What are unlisted shares?
Unlisted shares of pre-IPO companies are simply stocks that aren’t listed on an exchange like the Bombay Stock Exchange. Organizations must perform due diligence and be persuaded by the company before even considering acquiring this type of stock. Unlisted shares are shares that have not been sold to the public yet. Before a company is traded on a stock exchange, they usually have only one class of shareholders, which is typically the CEO and early employees. They can offer unlisted shares at the time of the initial public offering. These shares are typically less volatile than pre-IPO equity and sometimes receive discounts from accruing interest before an IPO. They are different than pre-IPO shares because unlisted shares include all pre-money venture fundings. When an IPO is finally made, these unlisted shares will be traded on exchanges just like any other stock, but they will have significantly more anticipated hype.
Prior to their initial public offering (IPO), these firms are typically private, with a well-established business model and recurring revenues, with the goal of going public to raise more cash or to release current shareholder value. While many investors prefer to wait until a company has gone public before investing in it, there are ways to invest in a company before it makes its initial public offering (IPO)
However, there are advantages and disadvantages to investing in an emerging firm before it goes public. In addition, it’s critical to know how to get started and what to expect along the way. Pre-IPO and unlisted share investments, according to experts, should only be undertaken by investors with a high-risk attitude or profile.
Before a firm is launched on the stock markets, an investor may participate in its development by purchasing pre-IPO shares. There is potential value unlocking and upsides in a solid business when it is listed, and investors have the assurance of getting involved in a firm that may have a strong IPO demand and hence low/no allocation during the IPO process when the firm is listed.
Early investors profit the most before the firm is listed on the stock market from unlisted share investments, which is a high-risk investment with the potential to generate much larger returns. There are many private companies in the new era (such as e-commerce, technology, fintech, etc.), and allocation to them will assist investors to diversify their stock portfolio.
Over-subscriptions make it harder to get an IPO allocation. In contrast to publicly traded corporations, investors get access to high-growth digital startups. And unlisted stock prices are less volatile than listed stock prices.
Before a company becomes public, how can you invest in it?
Individual investors used to have no access to unlisted stock options since they were only available to huge organizations and funds. Now, however, individual investors may participate as well. Shares of unlisted companies may be acquired via the use of intermediaries and platforms that specialize in the acquisition and placement of unlisted stocks and can assist in the trading process.
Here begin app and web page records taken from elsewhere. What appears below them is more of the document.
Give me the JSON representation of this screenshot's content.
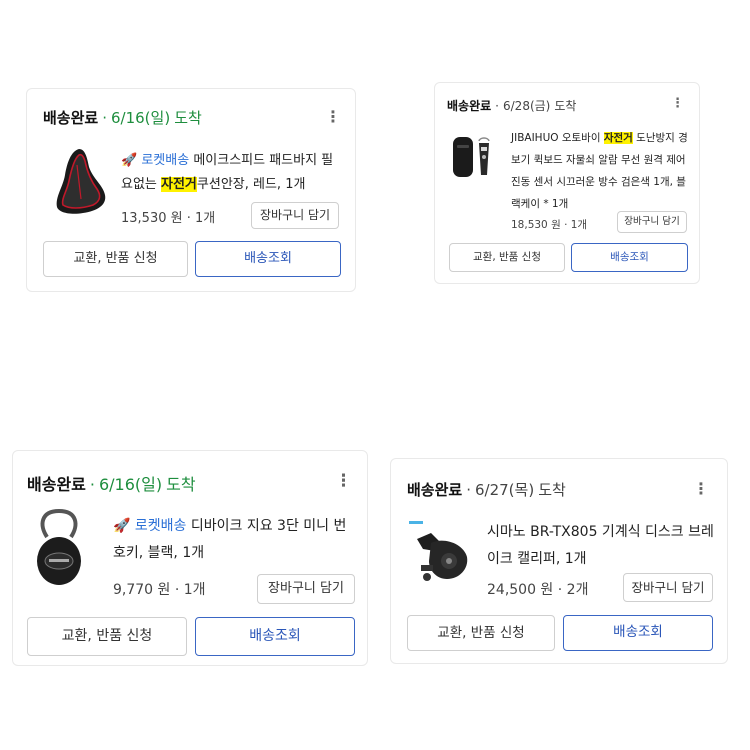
{
  "orders": [
    {
      "status": "배송완료",
      "date": "6/16(일)",
      "arrive": "도착",
      "badge": "🚀 로켓배송",
      "title_before": "메이크스피드 패드바지 필요없는 ",
      "highlight": "자전거",
      "title_after": "쿠션안장, 레드, 1개",
      "price_qty": "13,530 원 · 1개",
      "cart_label": "장바구니 담기",
      "return_label": "교환, 반품 신청",
      "track_label": "배송조회",
      "product_icon": "bicycle-saddle"
    },
    {
      "status": "배송완료",
      "date": "6/28(금)",
      "arrive": "도착",
      "badge": "",
      "title_before": "JIBAIHUO 오토바이 ",
      "highlight": "자전거",
      "title_after": " 도난방지 경보기 퀵보드 자물쇠 알람 무선 원격 제어 진동 센서 시끄러운 방수 검은색 1개, 블랙케이 * 1개",
      "price_qty": "18,530 원 · 1개",
      "cart_label": "장바구니 담기",
      "return_label": "교환, 반품 신청",
      "track_label": "배송조회",
      "product_icon": "alarm-with-remote"
    },
    {
      "status": "배송완료",
      "date": "6/16(일)",
      "arrive": "도착",
      "badge": "🚀 로켓배송",
      "title_before": "디바이크 지요 3단 미니 번호키, 블랙, 1개",
      "highlight": "",
      "title_after": "",
      "price_qty": "9,770 원 · 1개",
      "cart_label": "장바구니 담기",
      "return_label": "교환, 반품 신청",
      "track_label": "배송조회",
      "product_icon": "cable-lock"
    },
    {
      "status": "배송완료",
      "date": "6/27(목)",
      "arrive": "도착",
      "badge": "",
      "title_before": "시마노 BR-TX805 기계식 디스크 브레이크 캘리퍼, 1개",
      "highlight": "",
      "title_after": "",
      "price_qty": "24,500 원 · 2개",
      "cart_label": "장바구니 담기",
      "return_label": "교환, 반품 신청",
      "track_label": "배송조회",
      "product_icon": "disc-brake-caliper"
    }
  ],
  "separator": "·",
  "kebab_icon": "more-vertical-icon",
  "colors": {
    "arrive_green": "#1e8e3e",
    "track_blue": "#2a56b8",
    "highlight": "#fff200",
    "rocket_blue": "#2a6fd6"
  }
}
Platforms and intermediaries acquire employee stock options (ESOP), current investors’ shares, and make them available to new investors.
A Demat account may be used to purchase unlisted shares, and the transaction takes place off-market (not on an exchange). As a result, dealing with reputable/trustworthy intermediates is critical to minimizing the danger of dealing with a third party.
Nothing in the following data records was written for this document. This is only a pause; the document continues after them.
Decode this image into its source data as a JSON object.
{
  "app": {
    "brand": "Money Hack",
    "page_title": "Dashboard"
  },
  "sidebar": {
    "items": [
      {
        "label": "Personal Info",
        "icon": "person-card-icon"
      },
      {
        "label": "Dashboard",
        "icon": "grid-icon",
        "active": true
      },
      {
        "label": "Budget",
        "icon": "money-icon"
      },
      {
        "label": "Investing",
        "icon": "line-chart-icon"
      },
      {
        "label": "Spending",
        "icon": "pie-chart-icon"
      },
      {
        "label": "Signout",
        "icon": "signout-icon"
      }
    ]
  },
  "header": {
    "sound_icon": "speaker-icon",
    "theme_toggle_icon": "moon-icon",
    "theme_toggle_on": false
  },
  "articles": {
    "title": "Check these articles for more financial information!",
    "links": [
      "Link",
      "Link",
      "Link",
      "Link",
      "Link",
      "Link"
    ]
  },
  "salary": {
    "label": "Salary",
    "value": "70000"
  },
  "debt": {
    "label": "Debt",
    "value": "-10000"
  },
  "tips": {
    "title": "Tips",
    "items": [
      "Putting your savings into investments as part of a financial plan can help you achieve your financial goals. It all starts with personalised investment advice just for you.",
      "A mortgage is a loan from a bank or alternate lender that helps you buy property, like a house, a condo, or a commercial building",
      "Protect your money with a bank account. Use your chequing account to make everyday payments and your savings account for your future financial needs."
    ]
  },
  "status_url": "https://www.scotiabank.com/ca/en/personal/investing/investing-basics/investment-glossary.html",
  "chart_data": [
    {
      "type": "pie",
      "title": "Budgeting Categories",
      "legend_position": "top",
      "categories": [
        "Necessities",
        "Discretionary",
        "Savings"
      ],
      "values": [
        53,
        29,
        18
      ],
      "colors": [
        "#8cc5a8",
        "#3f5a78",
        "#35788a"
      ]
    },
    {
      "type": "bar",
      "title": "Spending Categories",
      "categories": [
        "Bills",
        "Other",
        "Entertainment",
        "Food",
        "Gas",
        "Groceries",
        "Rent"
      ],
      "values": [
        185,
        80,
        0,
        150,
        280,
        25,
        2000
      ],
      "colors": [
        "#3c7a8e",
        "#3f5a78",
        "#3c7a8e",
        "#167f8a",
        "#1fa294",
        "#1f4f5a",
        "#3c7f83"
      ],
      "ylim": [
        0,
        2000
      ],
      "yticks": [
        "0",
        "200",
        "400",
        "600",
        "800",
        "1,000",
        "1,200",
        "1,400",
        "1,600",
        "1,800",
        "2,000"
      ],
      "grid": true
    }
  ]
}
When deciding on a firm to invest in, it’s critical to understand the business strategy, leadership team, financial performance, and business update in the annual report. As a result, dealing with intermediates who can provide you with business and market information as well as ensuring stock availability is preferable to using price discovery alone.
When considering an investment in an unlisted company, investors should consider the following factors:
The liquidity of many unlisted firms is significant since they do not have a big number of buyers and sellers.
It’s a good idea to think about the basics while investing in unlisted stocks, just as you would when investing in publicly traded stocks. Brokers, corporate websites, and MCAs all have access to company information.
Firms approaching an IPO often have a higher value for investors, significant liquidity, and the ability to be sold after listing. Post-listing, the capital gains tax is cheaper compared to unlisted corporations that are taxed based on indexation slabs and have three years for LTCG advantages of taxation.
Buying unlisted shares can be an excellent investment opportunity, but there are several things to consider before taking the plunge. Unlisted stocks depend on asymmetric information – stakeholders cannot tell what will happen in the future based on either looking at within company data or analyzing the details of the company. Without transparency, unlisted shares can carry misleading prices. However, it is possible to find unlisted shares that are undervalued, exciting growth/high ROE companies with outstanding management teams.
Buying unlisted shares of pre-IPO companies is a more complicated and risky proposition that is celebrated by the tech sector as innovative and disruptive, but compliance with regulatory requirements necessitate due diligence.
Babli Investment helps young investors understand the pros and cons of unlisted shares of pre- IPO companies and helps them with formalities like opening DEMAT accounts, etc.